→ **Exercise brief**
Look through the data that follows and copy each line with the string "price".

[Data extracted from a collection]
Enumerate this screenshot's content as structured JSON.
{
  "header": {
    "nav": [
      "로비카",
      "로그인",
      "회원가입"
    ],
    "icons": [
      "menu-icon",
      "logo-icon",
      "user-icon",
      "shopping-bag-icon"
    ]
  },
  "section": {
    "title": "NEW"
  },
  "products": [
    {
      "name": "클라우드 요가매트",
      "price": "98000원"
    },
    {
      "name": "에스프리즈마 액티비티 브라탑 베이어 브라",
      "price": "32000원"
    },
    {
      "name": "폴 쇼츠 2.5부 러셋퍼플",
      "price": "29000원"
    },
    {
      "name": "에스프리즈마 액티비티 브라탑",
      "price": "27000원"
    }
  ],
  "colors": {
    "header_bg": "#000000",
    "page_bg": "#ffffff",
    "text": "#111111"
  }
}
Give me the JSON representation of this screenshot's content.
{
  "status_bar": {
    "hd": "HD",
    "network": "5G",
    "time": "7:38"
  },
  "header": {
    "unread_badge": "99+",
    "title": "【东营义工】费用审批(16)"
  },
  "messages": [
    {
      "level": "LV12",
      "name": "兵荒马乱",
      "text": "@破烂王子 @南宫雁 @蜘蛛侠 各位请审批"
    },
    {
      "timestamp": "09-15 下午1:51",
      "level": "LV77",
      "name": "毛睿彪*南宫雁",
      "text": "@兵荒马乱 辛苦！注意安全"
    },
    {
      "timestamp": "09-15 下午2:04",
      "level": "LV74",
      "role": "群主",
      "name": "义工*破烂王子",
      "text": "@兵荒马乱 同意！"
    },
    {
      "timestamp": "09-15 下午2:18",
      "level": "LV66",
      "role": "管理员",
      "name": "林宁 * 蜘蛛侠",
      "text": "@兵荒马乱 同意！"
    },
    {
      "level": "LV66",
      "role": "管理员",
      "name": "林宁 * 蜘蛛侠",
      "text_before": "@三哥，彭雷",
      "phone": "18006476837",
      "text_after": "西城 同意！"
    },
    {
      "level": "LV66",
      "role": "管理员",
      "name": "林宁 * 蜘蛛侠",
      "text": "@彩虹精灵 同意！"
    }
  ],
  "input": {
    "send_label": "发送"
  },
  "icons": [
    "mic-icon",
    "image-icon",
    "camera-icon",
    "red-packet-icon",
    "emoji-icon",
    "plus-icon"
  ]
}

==

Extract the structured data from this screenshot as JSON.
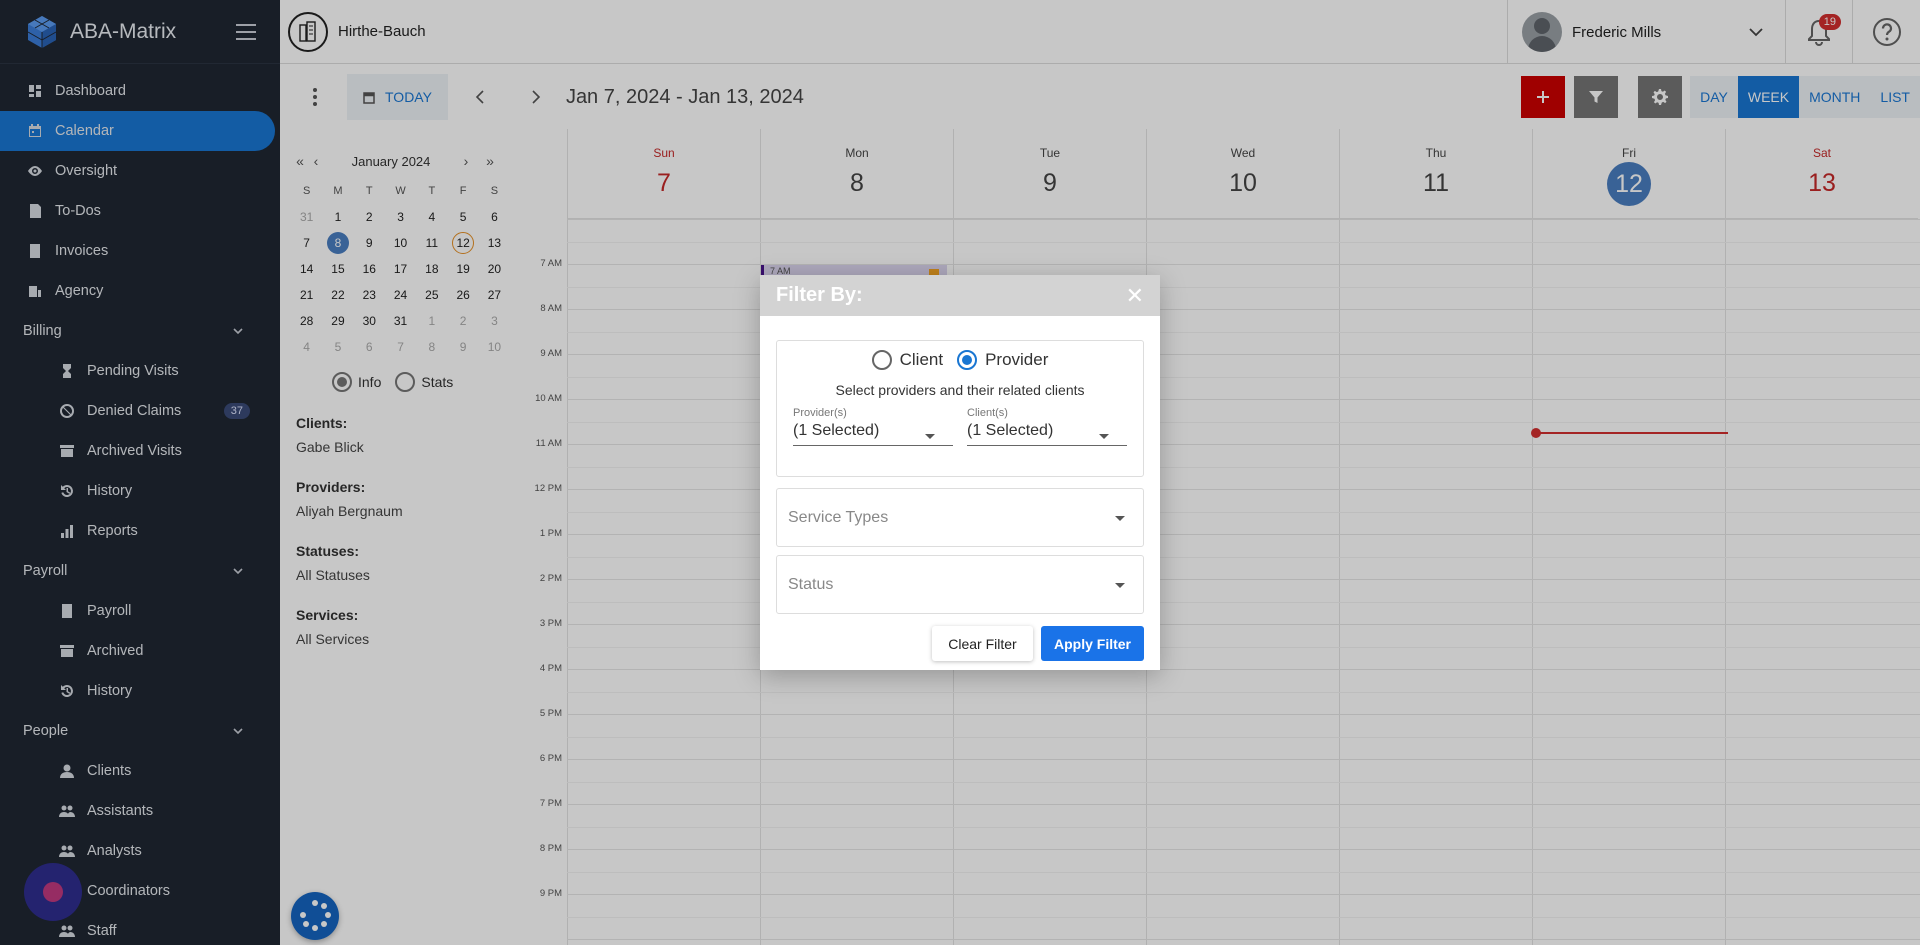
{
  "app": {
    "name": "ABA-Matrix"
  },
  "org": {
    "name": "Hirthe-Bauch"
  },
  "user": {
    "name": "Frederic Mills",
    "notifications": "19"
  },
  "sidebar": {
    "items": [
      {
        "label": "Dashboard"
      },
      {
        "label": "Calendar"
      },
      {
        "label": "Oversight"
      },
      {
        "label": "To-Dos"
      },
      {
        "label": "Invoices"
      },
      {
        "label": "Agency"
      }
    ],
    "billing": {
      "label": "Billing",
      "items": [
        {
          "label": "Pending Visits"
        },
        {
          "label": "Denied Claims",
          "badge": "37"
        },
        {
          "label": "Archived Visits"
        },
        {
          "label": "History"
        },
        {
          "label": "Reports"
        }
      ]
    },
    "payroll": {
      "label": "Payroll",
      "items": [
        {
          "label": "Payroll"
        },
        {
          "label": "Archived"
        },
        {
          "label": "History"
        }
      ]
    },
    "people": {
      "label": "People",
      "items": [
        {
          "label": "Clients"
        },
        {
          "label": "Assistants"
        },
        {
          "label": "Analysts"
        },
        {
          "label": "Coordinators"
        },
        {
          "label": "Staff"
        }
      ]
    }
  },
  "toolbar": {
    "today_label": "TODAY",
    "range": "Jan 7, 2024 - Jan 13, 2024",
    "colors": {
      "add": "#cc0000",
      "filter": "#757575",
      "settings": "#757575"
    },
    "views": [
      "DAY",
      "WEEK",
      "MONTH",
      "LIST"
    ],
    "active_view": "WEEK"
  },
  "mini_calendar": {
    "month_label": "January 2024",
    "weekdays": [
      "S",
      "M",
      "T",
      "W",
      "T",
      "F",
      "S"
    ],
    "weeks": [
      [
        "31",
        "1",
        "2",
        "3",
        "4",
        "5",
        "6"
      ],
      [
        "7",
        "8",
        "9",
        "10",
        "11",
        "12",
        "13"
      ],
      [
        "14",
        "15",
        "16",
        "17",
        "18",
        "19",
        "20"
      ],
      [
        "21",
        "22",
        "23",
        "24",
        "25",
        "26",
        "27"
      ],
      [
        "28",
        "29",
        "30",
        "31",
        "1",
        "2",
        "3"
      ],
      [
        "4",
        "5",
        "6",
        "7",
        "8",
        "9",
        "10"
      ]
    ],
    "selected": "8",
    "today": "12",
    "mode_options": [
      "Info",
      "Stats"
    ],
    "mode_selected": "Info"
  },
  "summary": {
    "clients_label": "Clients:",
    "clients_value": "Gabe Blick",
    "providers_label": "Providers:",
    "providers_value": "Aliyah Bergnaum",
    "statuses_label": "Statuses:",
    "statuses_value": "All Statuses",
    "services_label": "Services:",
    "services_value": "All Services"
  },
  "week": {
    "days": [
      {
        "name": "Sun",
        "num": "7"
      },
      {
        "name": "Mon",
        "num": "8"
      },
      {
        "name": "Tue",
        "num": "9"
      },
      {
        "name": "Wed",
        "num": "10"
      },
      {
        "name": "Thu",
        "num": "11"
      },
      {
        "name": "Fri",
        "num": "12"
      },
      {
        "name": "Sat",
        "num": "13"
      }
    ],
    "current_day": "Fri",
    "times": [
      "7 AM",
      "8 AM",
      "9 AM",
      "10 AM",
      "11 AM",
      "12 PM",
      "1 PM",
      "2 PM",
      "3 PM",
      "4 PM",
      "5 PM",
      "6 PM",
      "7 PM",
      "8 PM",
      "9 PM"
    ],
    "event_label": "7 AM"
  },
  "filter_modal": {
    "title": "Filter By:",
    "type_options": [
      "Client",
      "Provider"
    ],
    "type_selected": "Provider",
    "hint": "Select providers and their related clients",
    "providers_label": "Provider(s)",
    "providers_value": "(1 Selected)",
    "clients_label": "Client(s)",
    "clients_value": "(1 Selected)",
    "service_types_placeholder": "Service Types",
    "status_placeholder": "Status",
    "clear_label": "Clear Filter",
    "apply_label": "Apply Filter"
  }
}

→ **Solution for this exercise**
      "price": "98000원"
      "price": "32000원"
      "price": "29000원"
      "price": "27000원"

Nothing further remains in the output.